Where there is death, we grieve. Death comes in many forms. It manifests not merely as the cessation of biological life also as the irreversible termination of relationships and experiences. We grieve that which is meaningful that we can’t get back. The truth of this is borne out by considering the grief many experience during the aftermath of a romantic break up. A rarely acknowledged collateral damage of this pandemic “shut down” is that of 3.2 million high school seniors. They are indeed experiencing that grief – and – just like the economic fall out for “non-essential” workers and businesses – no one seems to care. Each passing day is a milestone that they should have experienced – Prom, honors night, senior night and apparently now graduation itself – but which has now been snatched away, never to return. You can delay a vacation, a wedding, a birthday party – you cannot delay that which cannot be rescheduled. And it is not merely events that some might dismiss as superficial trivialities. For student athletes counting on their athletic performance to qualify them for scholarships or team placement these set backs will have real world financial consequences. If you find these statements overly dramatic, then I can only conclude you are not currently the parent of a high school senior. If you believe your own deferring of your life events is a sacrifice then you are deluding yourself. A real sacrifice is giving up something one can NEVER get back.
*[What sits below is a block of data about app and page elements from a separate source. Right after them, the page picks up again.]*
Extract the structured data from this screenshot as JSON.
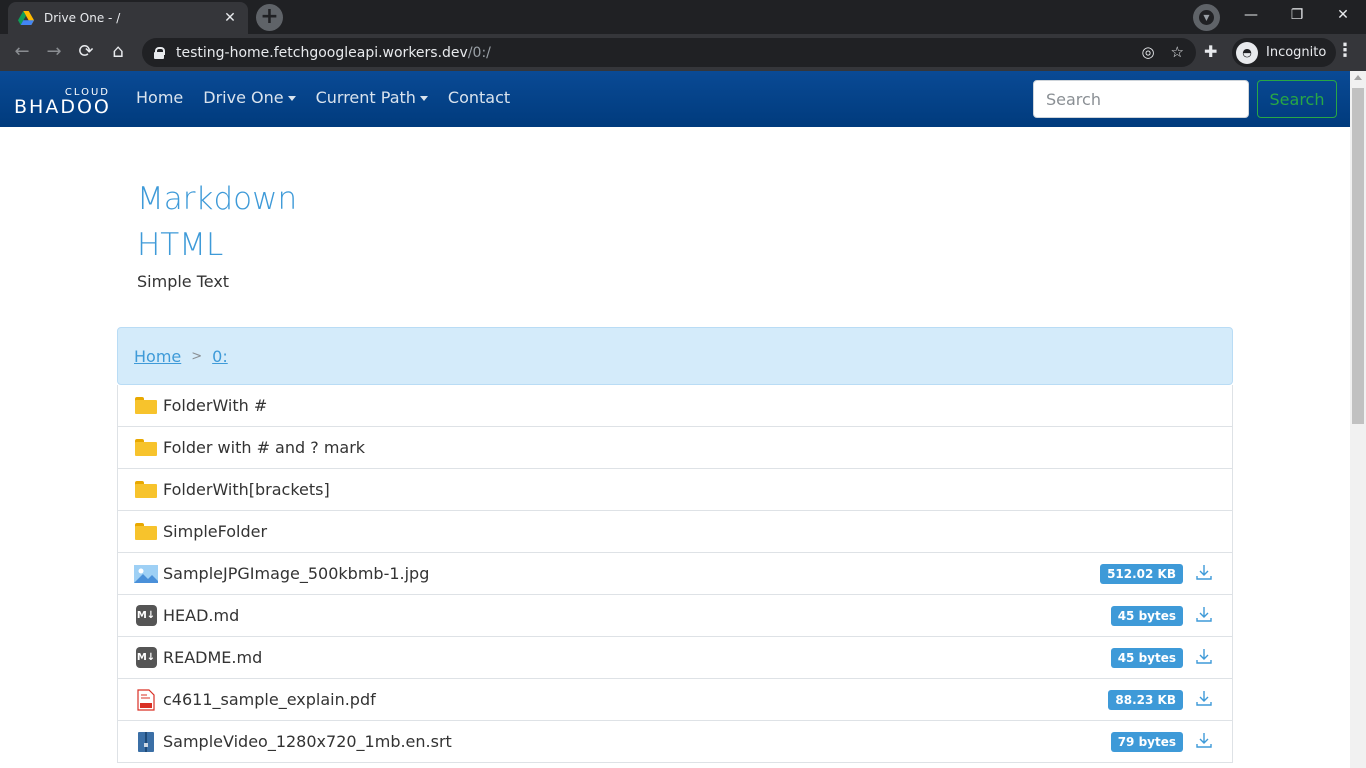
{
  "browser": {
    "tab_title": "Drive One - /",
    "tab_close": "✕",
    "new_tab": "+",
    "window_controls": {
      "minimize": "—",
      "restore": "❐",
      "close": "✕"
    },
    "url_host": "testing-home.fetchgoogleapi.workers.dev",
    "url_path": "/0:/",
    "profile_label": "Incognito"
  },
  "navbar": {
    "brand_top": "CLOUD",
    "brand_main": "BHADOO",
    "links": [
      "Home",
      "Drive One",
      "Current Path",
      "Contact"
    ],
    "search_placeholder": "Search",
    "search_button": "Search"
  },
  "readme": {
    "heading1": "Markdown",
    "heading2": "HTML",
    "text": "Simple Text"
  },
  "breadcrumb": {
    "items": [
      "Home",
      "0:"
    ],
    "separator": ">"
  },
  "files": [
    {
      "name": "FolderWith #",
      "type": "folder"
    },
    {
      "name": "Folder with # and ? mark",
      "type": "folder"
    },
    {
      "name": "FolderWith[brackets]",
      "type": "folder"
    },
    {
      "name": "SimpleFolder",
      "type": "folder"
    },
    {
      "name": "SampleJPGImage_500kbmb-1.jpg",
      "type": "image",
      "size": "512.02 KB"
    },
    {
      "name": "HEAD.md",
      "type": "markdown",
      "size": "45 bytes"
    },
    {
      "name": "README.md",
      "type": "markdown",
      "size": "45 bytes"
    },
    {
      "name": "c4611_sample_explain.pdf",
      "type": "pdf",
      "size": "88.23 KB"
    },
    {
      "name": "SampleVideo_1280x720_1mb.en.srt",
      "type": "archive",
      "size": "79 bytes"
    }
  ],
  "colors": {
    "navbar": "#0a4a95",
    "link": "#3e9ad8",
    "badge": "#3e9ad8",
    "search_btn": "#28a745",
    "breadcrumb_bg": "#d4ebfa"
  }
}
In this regard high school (and college) seniors qualify. Sitting on the couch watching Netflix does not. Some are being asked to sacrifice much more than others. I take that back, they are not being “asked”, they are being “told.” Sacrifice leaves a much more bitter taste in your mouth when forced upon you rather than voluntarily given.
For 18 years they have anticipated that which every generation before them has enjoyed. But instead they get Lucy snatching the football away at the last second. Specious platitudes about how “we are all thinking of you” ring hollow; stop thinking and start doing. The Governor and the school boards CAN do something. If they actually cared about our seniors’ interests they would be steadfastly crafting a concrete plan to restore as much of what has been lost of the senior year rather than hiding behind non-committal weasel words of “hoping” to try this or that. If anyone truly cared they could still squeeze several senior year milestones into a resurrected last two weeks of school. Not ideal, but better than nothing at all. And to all you parents trying to help, please stop. Well intentioned but poorly considered ideas of parents posting their own graduation photos online to honor their senior is pouring salt on an open wound. Honestly, this is like sending selfies from your ski trip to your buddy who broke his legs.
The constant false hope has been a destructive psychological rollercoaster. First it was just two weeks of closure, then two more, then finally, sorry, school year is over and oh by the way we’ve made this decision over 6 weeks in advance of the end of the school year. Why make decisions so far out? What purpose does it serve other than to virtue signal one’s adherence to the groupthink of the mob? If you can close schools on 3 days notice you can open them on 3 days notice. This is school, not the moon landing.
So what to do? At least in Georgia the outbreak and deaths have never gotten anywhere near what they claimed and we are clearly “over the hump” at this point (see here and here) . The Governor should permit the public school systems to resume normal operations if they so desire. Each school district can tailor their response to their own environment and to the desires of their parents and seniors. If schools are opened but some are still concerned for their health they are free to stay at home and continue as they have. But, we should not let the fears of some override the desires of everyone else. Hold high school sports, hold the Prom, hold Senior night – if people want to attend these events they can, but nobody is forcing anyone to attend them, it is quite easy to opt out: just don’t go.